**What to produce:** Can you pull out each line of the data below that includes the word "time"?

Element data from apps and pages:
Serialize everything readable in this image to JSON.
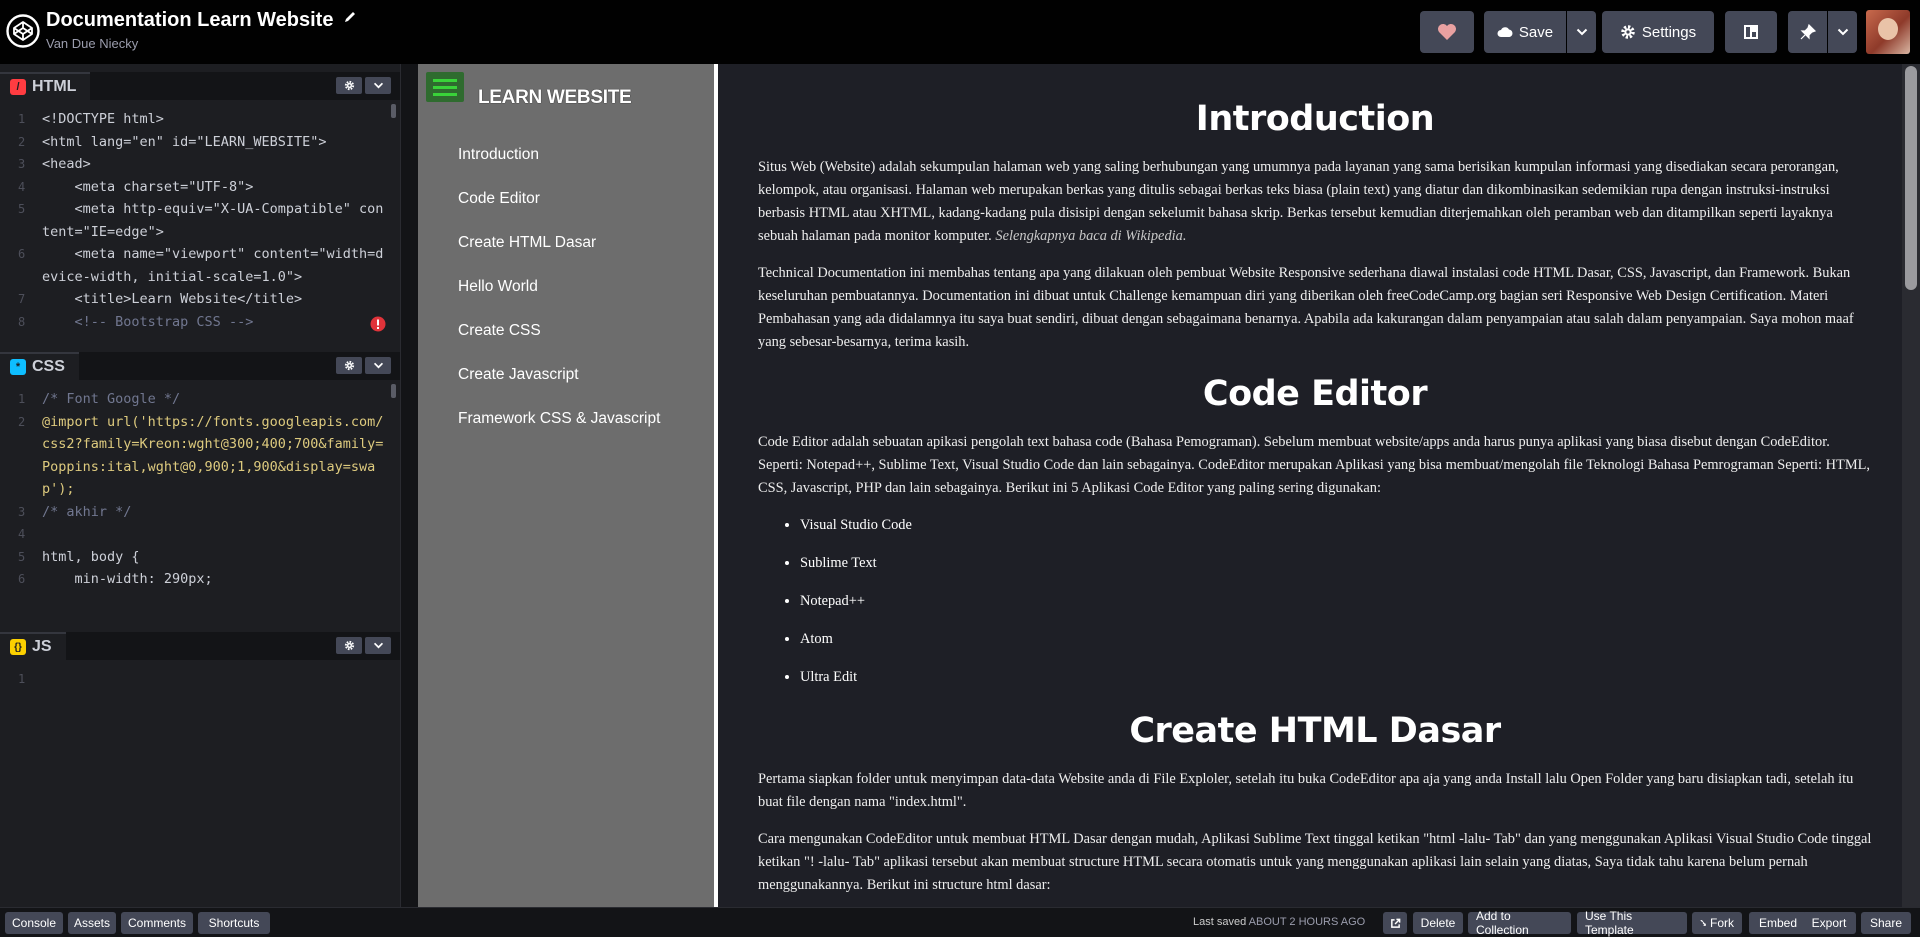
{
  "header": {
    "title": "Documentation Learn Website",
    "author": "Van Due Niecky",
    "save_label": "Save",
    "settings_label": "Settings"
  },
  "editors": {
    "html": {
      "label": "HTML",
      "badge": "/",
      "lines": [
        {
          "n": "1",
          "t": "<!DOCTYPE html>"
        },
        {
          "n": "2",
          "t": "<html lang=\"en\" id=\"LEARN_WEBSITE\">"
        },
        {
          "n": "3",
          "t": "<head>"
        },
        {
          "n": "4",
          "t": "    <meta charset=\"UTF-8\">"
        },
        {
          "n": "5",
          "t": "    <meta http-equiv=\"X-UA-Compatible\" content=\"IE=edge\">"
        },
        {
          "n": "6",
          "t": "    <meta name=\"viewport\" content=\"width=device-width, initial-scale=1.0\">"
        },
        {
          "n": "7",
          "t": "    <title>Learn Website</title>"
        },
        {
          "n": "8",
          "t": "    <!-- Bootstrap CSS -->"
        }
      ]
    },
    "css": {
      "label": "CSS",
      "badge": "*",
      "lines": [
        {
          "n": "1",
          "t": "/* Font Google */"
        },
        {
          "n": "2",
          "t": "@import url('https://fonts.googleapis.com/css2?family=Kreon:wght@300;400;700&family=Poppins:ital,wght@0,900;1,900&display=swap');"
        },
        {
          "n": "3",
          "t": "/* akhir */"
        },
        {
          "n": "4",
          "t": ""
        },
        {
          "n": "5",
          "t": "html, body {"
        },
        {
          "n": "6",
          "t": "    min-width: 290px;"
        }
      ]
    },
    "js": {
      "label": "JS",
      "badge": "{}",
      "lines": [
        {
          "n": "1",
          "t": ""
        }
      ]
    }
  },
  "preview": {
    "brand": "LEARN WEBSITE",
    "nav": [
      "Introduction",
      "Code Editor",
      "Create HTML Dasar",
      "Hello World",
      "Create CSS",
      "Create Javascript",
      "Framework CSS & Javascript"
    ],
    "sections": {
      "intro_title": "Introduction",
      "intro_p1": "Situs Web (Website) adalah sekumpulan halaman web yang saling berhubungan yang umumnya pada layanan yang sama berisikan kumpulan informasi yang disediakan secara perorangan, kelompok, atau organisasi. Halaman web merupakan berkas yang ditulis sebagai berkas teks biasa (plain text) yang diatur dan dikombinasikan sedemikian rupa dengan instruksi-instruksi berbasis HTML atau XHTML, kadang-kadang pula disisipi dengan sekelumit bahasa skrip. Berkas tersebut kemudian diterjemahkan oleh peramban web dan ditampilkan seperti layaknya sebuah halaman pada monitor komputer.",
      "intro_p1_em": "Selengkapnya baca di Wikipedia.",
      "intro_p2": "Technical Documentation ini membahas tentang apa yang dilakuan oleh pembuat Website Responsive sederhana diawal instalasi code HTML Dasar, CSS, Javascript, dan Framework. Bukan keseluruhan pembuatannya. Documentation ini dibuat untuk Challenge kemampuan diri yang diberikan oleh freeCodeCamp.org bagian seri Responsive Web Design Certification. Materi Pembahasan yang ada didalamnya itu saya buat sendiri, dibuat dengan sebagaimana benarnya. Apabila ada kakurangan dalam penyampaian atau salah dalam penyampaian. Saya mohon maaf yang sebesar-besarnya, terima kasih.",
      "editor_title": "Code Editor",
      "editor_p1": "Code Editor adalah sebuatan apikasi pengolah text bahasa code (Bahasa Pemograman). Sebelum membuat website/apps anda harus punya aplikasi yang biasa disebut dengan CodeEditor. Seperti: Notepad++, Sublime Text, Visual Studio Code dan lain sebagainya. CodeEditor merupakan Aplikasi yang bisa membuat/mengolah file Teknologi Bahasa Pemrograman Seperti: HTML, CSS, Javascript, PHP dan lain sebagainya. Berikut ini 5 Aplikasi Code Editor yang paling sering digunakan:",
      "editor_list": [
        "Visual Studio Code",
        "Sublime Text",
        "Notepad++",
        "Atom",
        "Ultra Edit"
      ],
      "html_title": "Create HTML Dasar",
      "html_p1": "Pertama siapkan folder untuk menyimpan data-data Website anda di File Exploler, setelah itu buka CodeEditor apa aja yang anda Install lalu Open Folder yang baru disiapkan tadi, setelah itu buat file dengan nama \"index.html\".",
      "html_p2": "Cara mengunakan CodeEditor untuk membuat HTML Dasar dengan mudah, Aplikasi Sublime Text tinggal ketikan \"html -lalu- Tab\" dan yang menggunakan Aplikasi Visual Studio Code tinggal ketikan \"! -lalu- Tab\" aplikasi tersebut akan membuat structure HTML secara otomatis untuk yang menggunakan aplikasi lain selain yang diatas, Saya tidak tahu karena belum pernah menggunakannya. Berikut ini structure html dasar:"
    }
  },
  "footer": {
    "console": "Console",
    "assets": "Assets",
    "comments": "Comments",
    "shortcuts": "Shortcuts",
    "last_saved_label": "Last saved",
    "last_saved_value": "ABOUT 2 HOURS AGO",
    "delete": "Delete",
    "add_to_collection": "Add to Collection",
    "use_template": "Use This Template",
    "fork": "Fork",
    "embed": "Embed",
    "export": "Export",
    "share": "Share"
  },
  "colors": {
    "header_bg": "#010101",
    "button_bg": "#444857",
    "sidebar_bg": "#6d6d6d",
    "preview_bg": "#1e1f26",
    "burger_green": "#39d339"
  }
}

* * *

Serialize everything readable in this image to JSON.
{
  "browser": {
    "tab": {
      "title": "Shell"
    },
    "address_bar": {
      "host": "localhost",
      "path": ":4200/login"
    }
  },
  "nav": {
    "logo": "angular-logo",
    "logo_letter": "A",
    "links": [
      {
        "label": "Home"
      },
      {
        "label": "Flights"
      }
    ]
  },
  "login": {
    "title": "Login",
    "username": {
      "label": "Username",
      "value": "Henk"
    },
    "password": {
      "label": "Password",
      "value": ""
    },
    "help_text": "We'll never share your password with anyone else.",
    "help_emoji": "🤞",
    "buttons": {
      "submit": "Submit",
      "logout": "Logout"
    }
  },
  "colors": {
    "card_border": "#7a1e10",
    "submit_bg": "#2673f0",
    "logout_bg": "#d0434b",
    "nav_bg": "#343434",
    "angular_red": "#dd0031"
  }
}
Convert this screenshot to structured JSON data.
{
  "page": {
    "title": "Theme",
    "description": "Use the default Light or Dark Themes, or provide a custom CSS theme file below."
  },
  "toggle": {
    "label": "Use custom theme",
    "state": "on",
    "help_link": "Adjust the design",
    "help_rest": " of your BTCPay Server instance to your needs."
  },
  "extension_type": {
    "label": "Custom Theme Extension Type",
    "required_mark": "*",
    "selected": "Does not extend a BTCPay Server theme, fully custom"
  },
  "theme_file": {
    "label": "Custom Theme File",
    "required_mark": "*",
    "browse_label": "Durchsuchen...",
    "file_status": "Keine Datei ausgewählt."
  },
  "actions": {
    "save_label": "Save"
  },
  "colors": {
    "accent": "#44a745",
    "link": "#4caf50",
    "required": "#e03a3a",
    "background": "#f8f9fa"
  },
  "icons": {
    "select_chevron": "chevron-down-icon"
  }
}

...

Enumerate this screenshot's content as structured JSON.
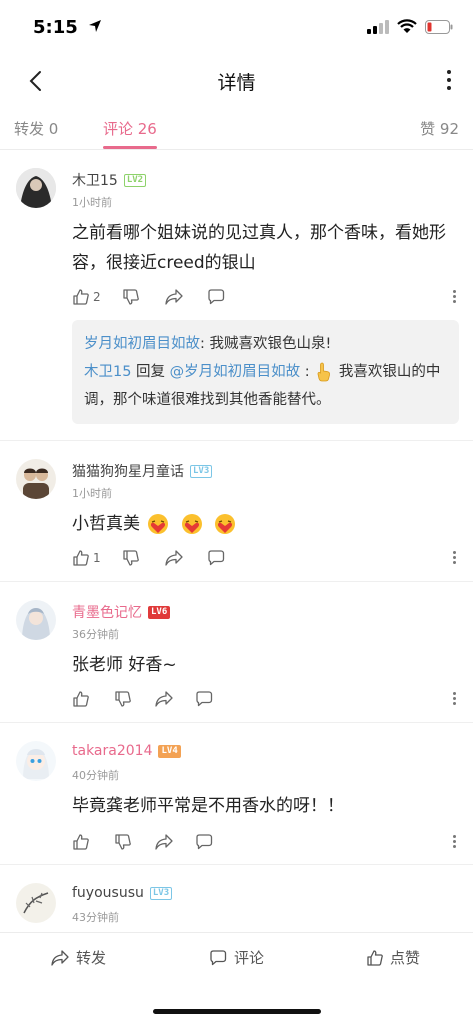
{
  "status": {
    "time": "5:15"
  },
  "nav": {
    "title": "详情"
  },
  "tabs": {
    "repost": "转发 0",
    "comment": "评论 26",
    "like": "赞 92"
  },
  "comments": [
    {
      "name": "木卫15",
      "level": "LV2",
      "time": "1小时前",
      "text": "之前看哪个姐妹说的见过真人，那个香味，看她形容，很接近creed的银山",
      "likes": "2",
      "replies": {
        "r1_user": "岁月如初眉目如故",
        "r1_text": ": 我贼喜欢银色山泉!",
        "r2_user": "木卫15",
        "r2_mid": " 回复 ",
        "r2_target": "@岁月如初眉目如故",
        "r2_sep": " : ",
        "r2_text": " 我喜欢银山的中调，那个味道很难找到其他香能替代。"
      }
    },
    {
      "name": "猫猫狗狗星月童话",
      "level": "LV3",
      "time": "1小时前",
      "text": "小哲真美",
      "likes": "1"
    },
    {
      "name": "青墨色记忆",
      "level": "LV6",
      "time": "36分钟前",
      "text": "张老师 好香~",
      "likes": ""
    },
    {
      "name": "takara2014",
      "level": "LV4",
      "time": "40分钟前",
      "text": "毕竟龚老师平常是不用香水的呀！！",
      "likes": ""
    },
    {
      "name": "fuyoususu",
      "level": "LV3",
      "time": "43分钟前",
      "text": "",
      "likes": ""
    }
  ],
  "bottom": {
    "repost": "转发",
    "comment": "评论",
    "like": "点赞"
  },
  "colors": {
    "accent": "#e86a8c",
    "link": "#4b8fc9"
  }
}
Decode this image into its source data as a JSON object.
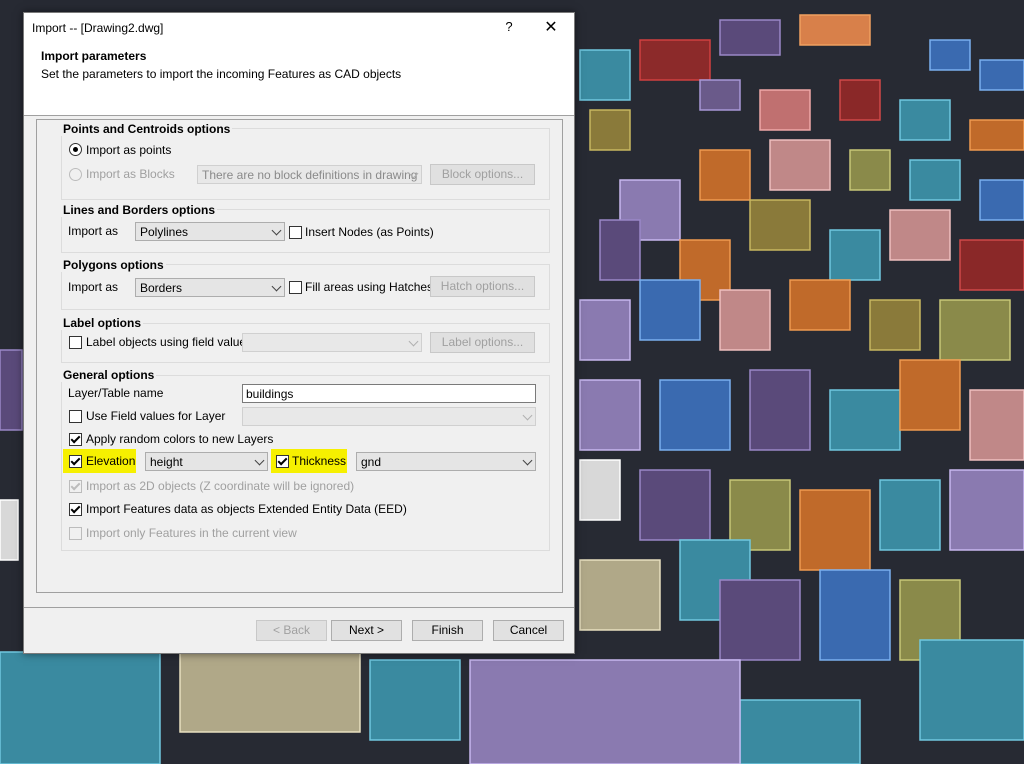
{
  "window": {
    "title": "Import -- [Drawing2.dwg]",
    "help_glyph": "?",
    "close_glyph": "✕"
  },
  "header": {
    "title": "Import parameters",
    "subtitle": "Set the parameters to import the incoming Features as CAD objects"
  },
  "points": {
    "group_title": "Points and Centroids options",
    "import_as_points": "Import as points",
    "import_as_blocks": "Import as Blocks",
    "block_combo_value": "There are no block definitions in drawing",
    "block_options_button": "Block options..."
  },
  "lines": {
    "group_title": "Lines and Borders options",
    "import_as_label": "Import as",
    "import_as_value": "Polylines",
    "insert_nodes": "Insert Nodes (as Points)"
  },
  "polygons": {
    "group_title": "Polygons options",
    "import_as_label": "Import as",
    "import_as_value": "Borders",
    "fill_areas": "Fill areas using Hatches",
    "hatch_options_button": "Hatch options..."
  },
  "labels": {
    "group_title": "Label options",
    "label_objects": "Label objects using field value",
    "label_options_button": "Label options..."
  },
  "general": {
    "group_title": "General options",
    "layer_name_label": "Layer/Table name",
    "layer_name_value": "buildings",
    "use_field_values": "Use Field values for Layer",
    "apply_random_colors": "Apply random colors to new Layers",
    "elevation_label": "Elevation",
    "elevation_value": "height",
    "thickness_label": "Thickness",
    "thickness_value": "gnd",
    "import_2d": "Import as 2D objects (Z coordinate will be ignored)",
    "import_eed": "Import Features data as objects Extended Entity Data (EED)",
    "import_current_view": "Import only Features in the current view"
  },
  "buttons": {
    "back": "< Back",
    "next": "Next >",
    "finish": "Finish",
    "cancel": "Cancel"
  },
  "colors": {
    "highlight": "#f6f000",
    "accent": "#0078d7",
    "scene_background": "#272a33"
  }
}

**Result:**
    "time": "5:15"
      "time": "1小时前",
      "time": "1小时前",
      "time": "36分钟前",
      "time": "40分钟前",
      "time": "43分钟前",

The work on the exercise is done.